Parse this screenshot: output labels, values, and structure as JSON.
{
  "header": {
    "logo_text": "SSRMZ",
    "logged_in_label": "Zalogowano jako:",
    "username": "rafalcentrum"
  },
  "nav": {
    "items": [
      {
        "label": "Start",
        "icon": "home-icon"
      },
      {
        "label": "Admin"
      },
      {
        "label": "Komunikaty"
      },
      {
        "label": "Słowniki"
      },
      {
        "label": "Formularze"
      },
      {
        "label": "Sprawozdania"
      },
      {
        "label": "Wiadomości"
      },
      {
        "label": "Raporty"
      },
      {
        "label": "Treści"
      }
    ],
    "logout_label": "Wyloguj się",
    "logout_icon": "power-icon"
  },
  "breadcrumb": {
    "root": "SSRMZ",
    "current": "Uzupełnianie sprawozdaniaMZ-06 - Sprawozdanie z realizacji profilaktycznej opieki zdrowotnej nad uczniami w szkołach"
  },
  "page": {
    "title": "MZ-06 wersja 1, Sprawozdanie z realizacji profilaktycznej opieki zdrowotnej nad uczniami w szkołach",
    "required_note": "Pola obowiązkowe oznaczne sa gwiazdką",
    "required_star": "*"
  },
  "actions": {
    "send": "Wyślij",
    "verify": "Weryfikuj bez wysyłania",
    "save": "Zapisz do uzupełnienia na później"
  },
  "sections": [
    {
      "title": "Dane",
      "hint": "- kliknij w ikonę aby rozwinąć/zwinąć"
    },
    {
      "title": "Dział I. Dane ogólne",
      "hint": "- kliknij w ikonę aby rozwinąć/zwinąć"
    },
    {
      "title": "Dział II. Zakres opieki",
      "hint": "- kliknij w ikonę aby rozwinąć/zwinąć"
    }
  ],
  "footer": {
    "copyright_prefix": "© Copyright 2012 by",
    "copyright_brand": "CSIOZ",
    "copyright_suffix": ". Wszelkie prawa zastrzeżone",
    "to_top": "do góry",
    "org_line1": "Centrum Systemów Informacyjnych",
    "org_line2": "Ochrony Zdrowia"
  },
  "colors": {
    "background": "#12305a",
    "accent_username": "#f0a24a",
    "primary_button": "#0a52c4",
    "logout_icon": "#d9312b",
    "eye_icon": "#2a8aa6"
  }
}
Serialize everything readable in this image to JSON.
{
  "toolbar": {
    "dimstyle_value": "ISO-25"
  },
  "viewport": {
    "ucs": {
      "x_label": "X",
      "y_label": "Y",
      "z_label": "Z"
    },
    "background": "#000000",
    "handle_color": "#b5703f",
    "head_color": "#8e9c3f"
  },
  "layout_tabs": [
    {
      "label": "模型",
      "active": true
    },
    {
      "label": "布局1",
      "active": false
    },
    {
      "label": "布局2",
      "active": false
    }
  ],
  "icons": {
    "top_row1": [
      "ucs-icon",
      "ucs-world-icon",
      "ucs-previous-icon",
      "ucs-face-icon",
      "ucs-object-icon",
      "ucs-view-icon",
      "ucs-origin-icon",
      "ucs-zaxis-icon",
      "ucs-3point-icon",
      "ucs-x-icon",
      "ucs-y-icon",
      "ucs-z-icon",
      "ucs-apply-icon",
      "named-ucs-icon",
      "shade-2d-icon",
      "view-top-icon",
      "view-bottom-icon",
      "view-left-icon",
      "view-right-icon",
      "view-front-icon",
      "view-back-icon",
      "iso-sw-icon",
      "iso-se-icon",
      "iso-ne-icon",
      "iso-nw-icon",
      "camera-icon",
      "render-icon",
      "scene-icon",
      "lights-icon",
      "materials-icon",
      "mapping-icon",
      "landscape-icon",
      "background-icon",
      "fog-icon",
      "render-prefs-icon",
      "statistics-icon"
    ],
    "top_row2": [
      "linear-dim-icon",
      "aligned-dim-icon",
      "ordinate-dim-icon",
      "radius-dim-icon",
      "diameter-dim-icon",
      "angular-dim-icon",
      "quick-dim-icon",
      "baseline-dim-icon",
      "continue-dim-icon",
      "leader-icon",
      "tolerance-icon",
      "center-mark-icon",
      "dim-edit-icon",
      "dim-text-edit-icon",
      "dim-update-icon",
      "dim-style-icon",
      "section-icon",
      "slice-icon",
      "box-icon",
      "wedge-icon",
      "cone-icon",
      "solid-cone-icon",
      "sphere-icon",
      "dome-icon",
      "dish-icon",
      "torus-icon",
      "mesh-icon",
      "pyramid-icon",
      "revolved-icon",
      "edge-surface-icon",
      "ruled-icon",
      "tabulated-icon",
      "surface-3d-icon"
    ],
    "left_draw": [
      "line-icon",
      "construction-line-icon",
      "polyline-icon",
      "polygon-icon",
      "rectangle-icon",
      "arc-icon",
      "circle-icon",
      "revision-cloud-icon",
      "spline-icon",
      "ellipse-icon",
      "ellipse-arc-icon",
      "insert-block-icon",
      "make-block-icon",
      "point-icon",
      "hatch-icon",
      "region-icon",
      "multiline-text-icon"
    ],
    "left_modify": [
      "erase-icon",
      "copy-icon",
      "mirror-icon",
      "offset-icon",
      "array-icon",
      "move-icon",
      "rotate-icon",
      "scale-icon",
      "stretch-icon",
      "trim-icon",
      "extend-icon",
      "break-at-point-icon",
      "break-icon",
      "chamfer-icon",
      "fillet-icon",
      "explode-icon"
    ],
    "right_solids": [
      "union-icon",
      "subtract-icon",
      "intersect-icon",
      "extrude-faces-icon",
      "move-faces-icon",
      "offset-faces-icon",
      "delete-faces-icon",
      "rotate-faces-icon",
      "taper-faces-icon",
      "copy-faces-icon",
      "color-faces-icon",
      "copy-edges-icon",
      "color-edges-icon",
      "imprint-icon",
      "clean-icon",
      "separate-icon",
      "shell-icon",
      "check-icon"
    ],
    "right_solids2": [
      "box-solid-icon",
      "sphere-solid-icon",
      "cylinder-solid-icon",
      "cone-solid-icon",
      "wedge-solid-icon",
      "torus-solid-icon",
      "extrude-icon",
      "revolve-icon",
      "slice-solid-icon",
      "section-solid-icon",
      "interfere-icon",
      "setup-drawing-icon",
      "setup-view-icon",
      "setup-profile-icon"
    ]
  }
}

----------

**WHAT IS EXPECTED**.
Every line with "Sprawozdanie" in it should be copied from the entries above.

**TASK RESULT**.
    "current": "Uzupełnianie sprawozdaniaMZ-06 - Sprawozdanie z realizacji profilaktycznej opieki zdrowotnej nad uczniami w szkołach"
    "title": "MZ-06 wersja 1, Sprawozdanie z realizacji profilaktycznej opieki zdrowotnej nad uczniami w szkołach",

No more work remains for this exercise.